§ **WHAT THE EXERCISE ASKS**
When a line below contains the string "message", show that line.

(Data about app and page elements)
┄┄┄┄┄┄┄┄┄┄
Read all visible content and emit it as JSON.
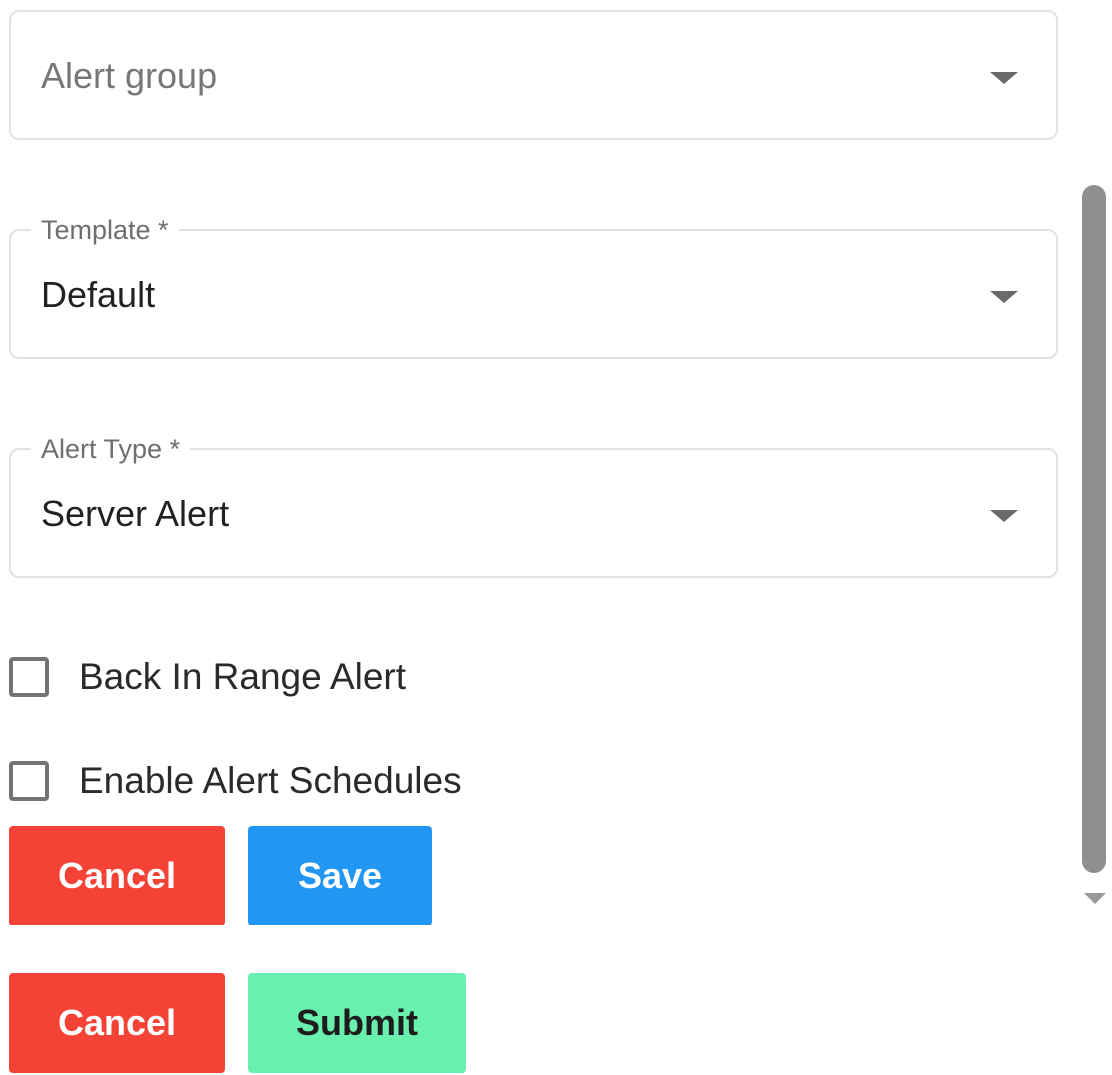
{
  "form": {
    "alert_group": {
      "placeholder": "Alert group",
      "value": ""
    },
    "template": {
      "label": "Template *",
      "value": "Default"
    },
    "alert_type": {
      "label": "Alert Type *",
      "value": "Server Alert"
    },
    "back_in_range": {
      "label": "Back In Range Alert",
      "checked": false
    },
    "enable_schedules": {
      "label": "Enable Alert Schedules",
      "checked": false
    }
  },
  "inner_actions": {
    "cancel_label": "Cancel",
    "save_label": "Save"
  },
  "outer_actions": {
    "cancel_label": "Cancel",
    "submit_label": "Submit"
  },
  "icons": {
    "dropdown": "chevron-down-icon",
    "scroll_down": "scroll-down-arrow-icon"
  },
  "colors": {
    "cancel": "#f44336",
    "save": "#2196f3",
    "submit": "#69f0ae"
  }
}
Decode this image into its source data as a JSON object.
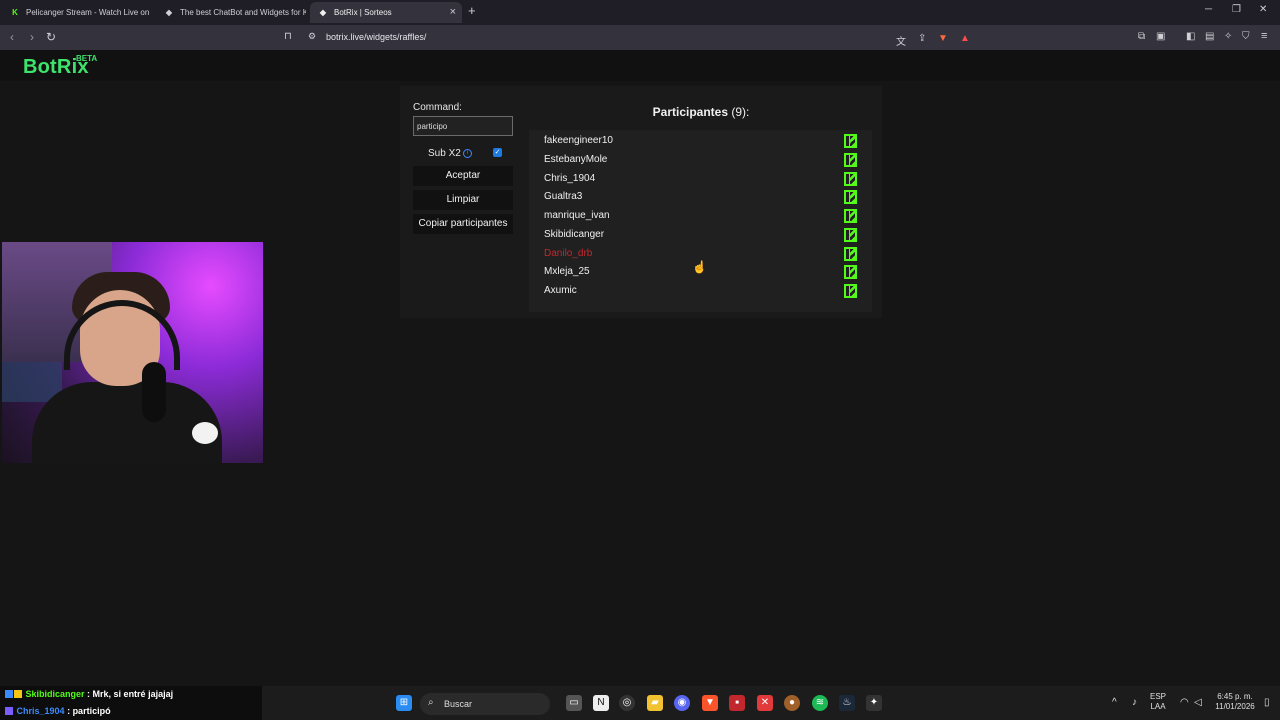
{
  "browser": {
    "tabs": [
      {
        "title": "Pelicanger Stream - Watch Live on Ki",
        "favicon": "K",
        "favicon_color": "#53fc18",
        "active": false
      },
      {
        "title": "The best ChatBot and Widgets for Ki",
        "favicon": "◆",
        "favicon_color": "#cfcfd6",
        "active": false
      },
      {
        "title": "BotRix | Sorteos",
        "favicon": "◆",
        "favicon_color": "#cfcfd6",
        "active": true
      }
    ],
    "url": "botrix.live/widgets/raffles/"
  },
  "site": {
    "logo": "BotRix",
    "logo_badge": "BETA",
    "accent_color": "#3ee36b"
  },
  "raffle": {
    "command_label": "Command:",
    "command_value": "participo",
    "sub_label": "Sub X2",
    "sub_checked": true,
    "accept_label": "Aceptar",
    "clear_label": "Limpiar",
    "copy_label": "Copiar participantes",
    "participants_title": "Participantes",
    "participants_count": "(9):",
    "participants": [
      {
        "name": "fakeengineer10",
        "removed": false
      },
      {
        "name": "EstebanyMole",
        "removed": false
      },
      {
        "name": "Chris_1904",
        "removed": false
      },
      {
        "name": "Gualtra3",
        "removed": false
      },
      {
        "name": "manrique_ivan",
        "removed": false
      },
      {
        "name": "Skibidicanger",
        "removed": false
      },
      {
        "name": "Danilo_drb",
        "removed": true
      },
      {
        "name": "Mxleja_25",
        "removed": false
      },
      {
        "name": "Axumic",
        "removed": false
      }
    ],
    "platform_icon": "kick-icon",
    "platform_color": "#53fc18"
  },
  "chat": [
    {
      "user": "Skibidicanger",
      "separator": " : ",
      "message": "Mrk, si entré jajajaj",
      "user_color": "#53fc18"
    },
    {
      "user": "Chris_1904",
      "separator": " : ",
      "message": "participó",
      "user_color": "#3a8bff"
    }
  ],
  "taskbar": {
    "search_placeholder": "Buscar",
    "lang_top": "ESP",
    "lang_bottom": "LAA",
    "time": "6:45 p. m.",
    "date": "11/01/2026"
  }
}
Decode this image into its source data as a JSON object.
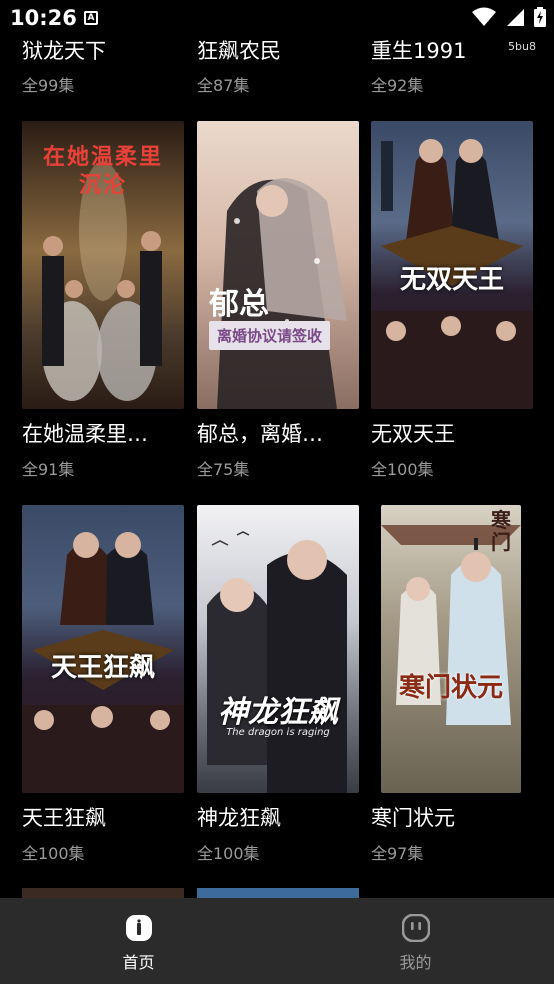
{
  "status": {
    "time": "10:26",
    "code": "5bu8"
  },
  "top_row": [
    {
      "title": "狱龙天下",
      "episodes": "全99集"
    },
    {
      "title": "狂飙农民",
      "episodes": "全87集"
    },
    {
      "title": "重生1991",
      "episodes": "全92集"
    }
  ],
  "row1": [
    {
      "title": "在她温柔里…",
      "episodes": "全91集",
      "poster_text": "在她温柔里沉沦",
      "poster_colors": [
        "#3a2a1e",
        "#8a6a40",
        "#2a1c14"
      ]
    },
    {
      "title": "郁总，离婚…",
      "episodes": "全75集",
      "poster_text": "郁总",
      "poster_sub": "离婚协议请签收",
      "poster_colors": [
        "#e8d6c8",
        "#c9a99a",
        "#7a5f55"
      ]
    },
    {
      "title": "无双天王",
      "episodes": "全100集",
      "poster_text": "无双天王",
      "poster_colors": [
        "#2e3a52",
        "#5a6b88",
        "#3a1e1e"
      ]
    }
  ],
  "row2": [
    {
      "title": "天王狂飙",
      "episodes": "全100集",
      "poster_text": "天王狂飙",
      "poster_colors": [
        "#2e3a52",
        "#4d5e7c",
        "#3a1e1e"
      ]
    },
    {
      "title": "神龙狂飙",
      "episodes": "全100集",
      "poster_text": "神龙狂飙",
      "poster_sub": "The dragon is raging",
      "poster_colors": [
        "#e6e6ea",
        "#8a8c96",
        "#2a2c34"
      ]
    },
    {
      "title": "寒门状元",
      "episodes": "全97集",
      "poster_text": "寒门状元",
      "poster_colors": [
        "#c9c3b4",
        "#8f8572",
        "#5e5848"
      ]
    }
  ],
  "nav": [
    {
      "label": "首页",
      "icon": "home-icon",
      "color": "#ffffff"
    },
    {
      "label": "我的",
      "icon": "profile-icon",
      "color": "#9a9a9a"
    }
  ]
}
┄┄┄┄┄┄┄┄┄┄
§ **SOLVED EXERCISE**
      "message": "Mrk, si entré jajajaj",
      "message": "participó",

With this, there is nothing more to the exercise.